I love you... until Act Two.
Years ago, when a Shakespearean actor was asked if he believed Hamlet and Ophelia had ever consummated their relationship, he supposedly said, “Never on the West End. Maybe on tour.”
Intense emotions, long rehearsals that go late into the evening, booze-fueled bull sessions afterward: It’s no wonder that love—or at least lust— frequently surfaces over the course of a theatrical production, spawning what has become known as the showmance.
The term has come to include similar couplings on the sets of movies and television shows (especially reality shows, where they are often designed to buy their participants a little more time on the island or in the house or wherever). But the stage is where the showmance was born.
Directors, playwrights, and designers can certainly get in on the action, but the typical showmance is between two performers. As a result, the curtain almost always goes down on both the show and the showmance at the same time; the actor’s life is a peripatetic one, and the next show is likely to be in another part of the country or even the world.
Every once in a while, though, a relationship endures beyond closing night. Taye Diggs and Idina Menzel (Rent) , for instance, have had a showmance with legs, and so have Audra McDonald and Will Swenson (110 in the Shade). But one showmance towers above them all: Alfred Lunt and Lynn Fontanne met on a show called The Wooing of Eve in 1917, and they went on to be American theatre’s leading couple for decades.

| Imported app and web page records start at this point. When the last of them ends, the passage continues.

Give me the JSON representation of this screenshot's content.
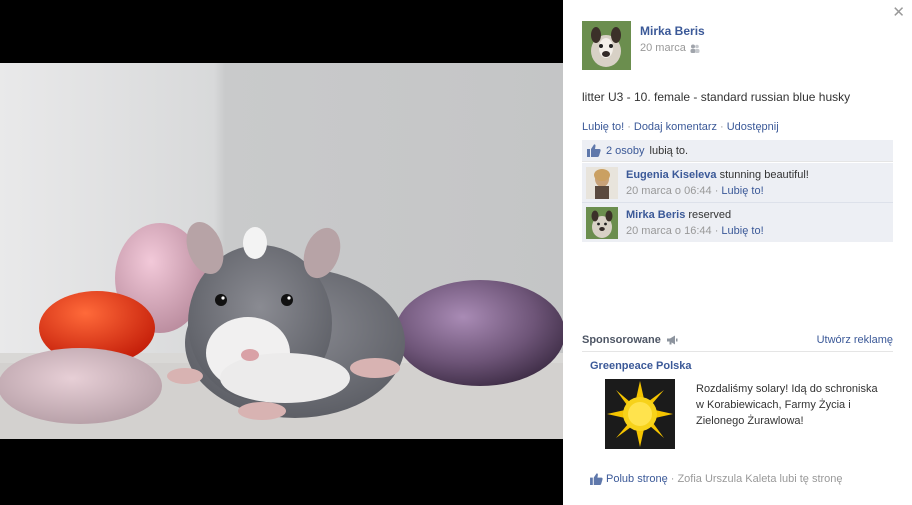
{
  "post": {
    "author": "Mirka Beris",
    "date": "20 marca",
    "caption": "litter U3 - 10. female - standard russian blue husky",
    "actions": [
      "Lubię to!",
      "Dodaj komentarz",
      "Udostępnij"
    ],
    "likes_count": "2 osoby",
    "likes_suffix": "lubią to."
  },
  "comments": [
    {
      "author": "Eugenia Kiseleva",
      "text": "stunning beautiful!",
      "time": "20 marca o 06:44",
      "like": "Lubię to!"
    },
    {
      "author": "Mirka Beris",
      "text": "reserved",
      "time": "20 marca o 16:44",
      "like": "Lubię to!"
    }
  ],
  "sponsored": {
    "title": "Sponsorowane",
    "create_ad": "Utwórz reklamę",
    "page_name": "Greenpeace Polska",
    "text": "Rozdaliśmy solary! Idą do schroniska w Korabiewicach, Farmy Życia i Zielonego Żurawlowa!",
    "like_page": "Polub stronę",
    "social": "Zofia Urszula Kaleta lubi tę stronę"
  },
  "icons": {
    "close": "close-icon",
    "audience": "friends-icon",
    "like": "thumbs-up-icon",
    "megaphone": "megaphone-icon"
  },
  "colors": {
    "link": "#3b5998",
    "ufi_bg": "#edeff4",
    "stage_bg": "#000000"
  }
}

Broadway’s Lunt-Fotanne Theatre is even named to honor their lives both on stage and off.